WAKE COUNTY, NC (WTVD) -- In the face of several legal challenges to proposed constitutional amendments, Wake County Elections officials are taking a wait-and-see approach to see what effect, if any, it could have on their scheduling.
"One thing I've learned is to let courts go through the process. Our staff, we've already tentatively re-adjusted our own schedules," explained Gary Sims, Director of Elections in Wake County.
Late Tuesday, Governor Roy Cooper scored an initial victory, when a panel of Superior Court judges ruled in his favor to keep two Constitutional Amendments aimed at shifting powers from the Governor's Office to the Legislature off the ballot in a 2-1 decision.
The focus now shifts to Senator Phil Berger and Speaker Tim Moore, who filed an appeal in response to the decision.
Ballots cannot be printed until the appeals process has been completed. This could have an impact on absentee ballots.
"The first day that we had planned on sending them out was the seventh of September. If it does go with the federal requirements, the 45-days in, that looks like it would be the 22nd," Sims said.
Those aren't the only legal challenges that could slow the process.
Wednesday morning, the North Carolina NAACP, Clean Air Carolina, and SELC filed a petition to the State Supreme Court over two other Constitutional Amendments.
One focuses on the Legislature's power to set state income taxes higher than seven percent, and a second revolves around photo ID requirements for voters.
A spokesperson for the SELC said the organization hopes the State Supreme Court issues a response on whether they'll hear the case shortly.
Thursday morning, the state amendment commission will hold an emergency meeting to discuss language that will be used to describe those two amendments to voters.
Despite all of this, Sims has insisted they're still processing voter registration and absentee ballot requests as they prepare for the polls.
"We're having an election November 6, and we're going to be ready for it," said Sims.
In a statement from Governor Cooper's office on Tuesday's ruling, a spokesperson wrote:
"We appreciate the Court's thoughtful consideration of this case. Misleading voters about the true impact of amendments that threaten our fundamental separation of powers is wrong, as the ruling recognizes. We're pleased that the court agrees the people of North Carolina deserve accurate information and a real opportunity to express their opinions about proposed changes to our Constitution."
Senator Phil Berger and NCGOP Executive Director Dallas Woodhouse also released statements about Tuesday's decision.
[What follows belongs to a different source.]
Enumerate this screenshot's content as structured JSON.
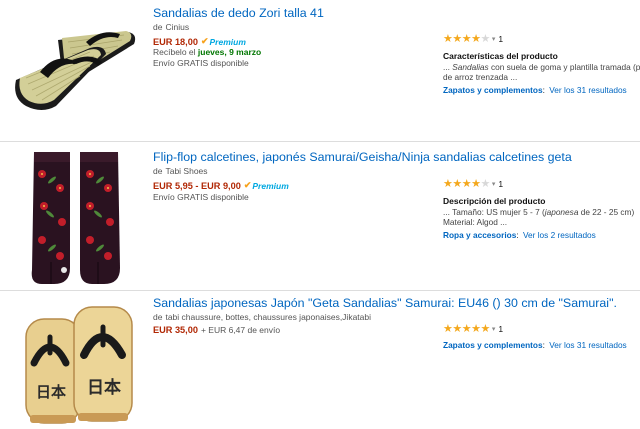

Tom Ryan, a spokesperson for Senator Berger told ABC11:
"We're aware of no North Carolina court that has ever before denied the people the right to vote on a constitutional amendment. This is uncharted territory for judicial activism and sets a dangerous precedent when two judges take away the rights of 9 million people to vote on what their constitution says. We are reviewing our legal options."
Woodhouse referred ABC11 to the legislators for a formal response, but added, "We simply believe the decision on these matters belongs to the voters, and we are concerned that the voters right to vote is being blocked."